Click for St. Louis, Missouri Forecast

// a href = ./ // St Louis News, Weather, Sports, The Big 550 AM, St Louis Traffic, Breaking News in St Louis

Online pharmacy:fesmag.com/tem

Have you a sex problem? Please visit our site:fesmag.com/medic

Site map
 
 
 

   JEFFERSON CITY, Mo. (AP) - Fees will be rising on some consumer loans under a law enacted when Missouri legislators overrode a veto by Governor Jay Nixon.

   The fee increase will primarily affect smaller loans that are repaid over several months or years. It's not meant to affect payday loans, which can last no more than 31 days.

   The measure doubles the origination fee that lenders can charge from 5 percent to 10 percent of the principal. But it leaves in place a $75 fee ceiling. The means lenders can charge the full 10 percent fee only on loans of up to $750 and can collect a few more dollars on loans of up to $1,500.

   Lending industry lobbyists describe it as a minor change. But some consumer advocates don't like the new law.

 

Published in Local News

   JEFFERSON CITY, Mo. (AP) - Missouri's Republican-led Legislature put a priority on cutting taxes this year. But the same lawmakers who passed a $700 million income tax cut also approved numerous little-known fee increases.

   One of those measures could increase fees on driver's licenses and vehicle registrations, costing Missourians almost $22 million annually.

   Another bill would impose fees on mailed-in speeding traffic tickets, affecting an estimated 170,000 cases annually.

   Missourians could pay more to get copies of their own medical records or court transcripts. Businesses could get charged more for certain Agriculture Department services. And court fees could rise in some places.

   Although fees and taxes both take money from people, many Republican lawmakers have drawn a philosophical distinction. They say taxes are applied generally, and fees are charged only for specific services.

 
Published in Local News

A report out today says that the St. Louis Convention and Visitor's Commission will have to pay $2 million of the Rams' lawyer's fees.

The story was originally reported by the St. Louis Business journal. The two sides met with an arbitrator earlier this year to determine the best plan to upgrade the Edwards Jones Dome. The Rams won that arbitration and according to the original lease, the side that won any arbitration would eligible for reimbursement to cover legal fees. The arbitrator settled on a reimbursement of $2 million.

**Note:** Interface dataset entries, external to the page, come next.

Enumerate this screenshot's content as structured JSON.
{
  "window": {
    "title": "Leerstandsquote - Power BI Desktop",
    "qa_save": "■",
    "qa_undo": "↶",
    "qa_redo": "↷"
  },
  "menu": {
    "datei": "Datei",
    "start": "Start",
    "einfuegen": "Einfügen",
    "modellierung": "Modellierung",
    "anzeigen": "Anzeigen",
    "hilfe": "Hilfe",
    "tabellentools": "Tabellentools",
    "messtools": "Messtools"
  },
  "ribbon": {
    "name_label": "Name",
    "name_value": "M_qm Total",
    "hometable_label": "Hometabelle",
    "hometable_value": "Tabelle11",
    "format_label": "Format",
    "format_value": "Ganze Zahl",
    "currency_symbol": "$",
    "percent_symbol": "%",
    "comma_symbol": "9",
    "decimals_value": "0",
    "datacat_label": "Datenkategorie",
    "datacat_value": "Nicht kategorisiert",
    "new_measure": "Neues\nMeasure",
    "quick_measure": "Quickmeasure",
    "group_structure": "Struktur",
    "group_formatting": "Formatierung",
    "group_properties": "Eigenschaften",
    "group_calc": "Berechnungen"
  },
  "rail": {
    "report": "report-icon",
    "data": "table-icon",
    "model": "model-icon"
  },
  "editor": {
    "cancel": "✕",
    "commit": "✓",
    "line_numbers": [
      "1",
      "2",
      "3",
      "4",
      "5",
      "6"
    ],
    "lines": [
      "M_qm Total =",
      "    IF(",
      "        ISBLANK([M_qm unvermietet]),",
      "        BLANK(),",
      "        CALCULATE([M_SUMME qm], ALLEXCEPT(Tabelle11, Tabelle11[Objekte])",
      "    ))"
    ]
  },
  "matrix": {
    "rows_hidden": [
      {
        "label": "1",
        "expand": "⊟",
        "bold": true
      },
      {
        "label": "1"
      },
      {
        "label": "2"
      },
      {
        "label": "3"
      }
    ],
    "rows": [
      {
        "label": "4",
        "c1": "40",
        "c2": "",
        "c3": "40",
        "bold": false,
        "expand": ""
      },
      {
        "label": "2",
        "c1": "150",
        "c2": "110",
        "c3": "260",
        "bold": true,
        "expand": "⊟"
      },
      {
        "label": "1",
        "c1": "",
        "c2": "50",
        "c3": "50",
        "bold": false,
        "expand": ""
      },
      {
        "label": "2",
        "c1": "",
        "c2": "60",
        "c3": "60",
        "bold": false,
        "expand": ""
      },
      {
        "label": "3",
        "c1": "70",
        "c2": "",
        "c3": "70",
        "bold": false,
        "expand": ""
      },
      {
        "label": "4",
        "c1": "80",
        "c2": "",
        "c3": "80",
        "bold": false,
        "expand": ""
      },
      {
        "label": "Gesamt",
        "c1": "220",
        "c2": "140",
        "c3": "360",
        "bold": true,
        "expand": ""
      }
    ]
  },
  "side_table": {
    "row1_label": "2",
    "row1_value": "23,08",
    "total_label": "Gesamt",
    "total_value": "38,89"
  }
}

The CVC is funded by taxpayers.

Published in Local News

Latest News

  • 1
  • 2
  • 3
  • 4
  • 5
  • 6
  • 7
  • 8
Prev Next
First lady wants people to drink more plain water

First lady wants people to drink more plain water

   WASHINGTON (AP) — Michelle Obama has pushed America to eat healthier and to exercise more. Now she says we should "drink up" too. As in plain water. And as in more of it.    ...

Health law concerns for cancer centers

Health law concerns for cancer centers

   WASHINGTON (AP) - Some of the nation's best cancer hospitals have been left out by insurers selling coverage under President Barack Obama's health care law. &nb...

ROBERTS REFUSES TO GRANT OBAMACARE EMERGENCY STAY

ROBERTS REFUSES TO GRANT OBAMACARE EMERGENCY STAY

WASHINGTON (AP) -- The Supreme Court has refused a group of doctors' request to block implementation of the nation's new health care law. Chief Justice John Roberts turned a...

Barnes Jewish Hospital offering free flu shots

Barnes Jewish Hospital offering free flu shots

   Flu season is just around the corner, and now is the time to protect yourself against the disease...for free.    This weekend, Barnes Jewish Hospital will be offering free flu ...

MONDAY IS THE DEADLINE TO SIGN UP FOR HEALTH LAW

Monday is the deadline to sign up for private health insurance in the new online markets created by President Barack Obama's health care law. So far, about 4 out of every 5 peop...

BILL GATES, 5 SCIENTISTS WIN LASKER MEDICAL PRIZES

BILL GATES, 5 SCIENTISTS WIN LASKER MEDICAL PRIZES

NEW YORK (AP) -- Two scientists who illuminated how brain cells communicate, three researchers who developed implants that let deaf people hear and philanthropists Bill and Melinda...

NPS HANTAVIRUS RESPONSE FOLLOWED POLICY

YOSEMITE NATIONAL PARK, Calif. (AP) -- Federal investigators probing the hantavirus outbreak blamed for three deaths at Yosemite National Park recommended on Monday that design cha...

FDA: ANTI-BACTERIAL SOAPS MAY NOT CURB BACTERIA

FDA: ANTI-BACTERIAL SOAPS MAY NOT CURB BACTERIA

WASHINGTON (AP) -- After more than 40 years of study, the U.S. government says it has found no evidence that common anti-bacterial soaps prevent the spread of germs, and regulat...

© 2013 KTRS All Rights Reserved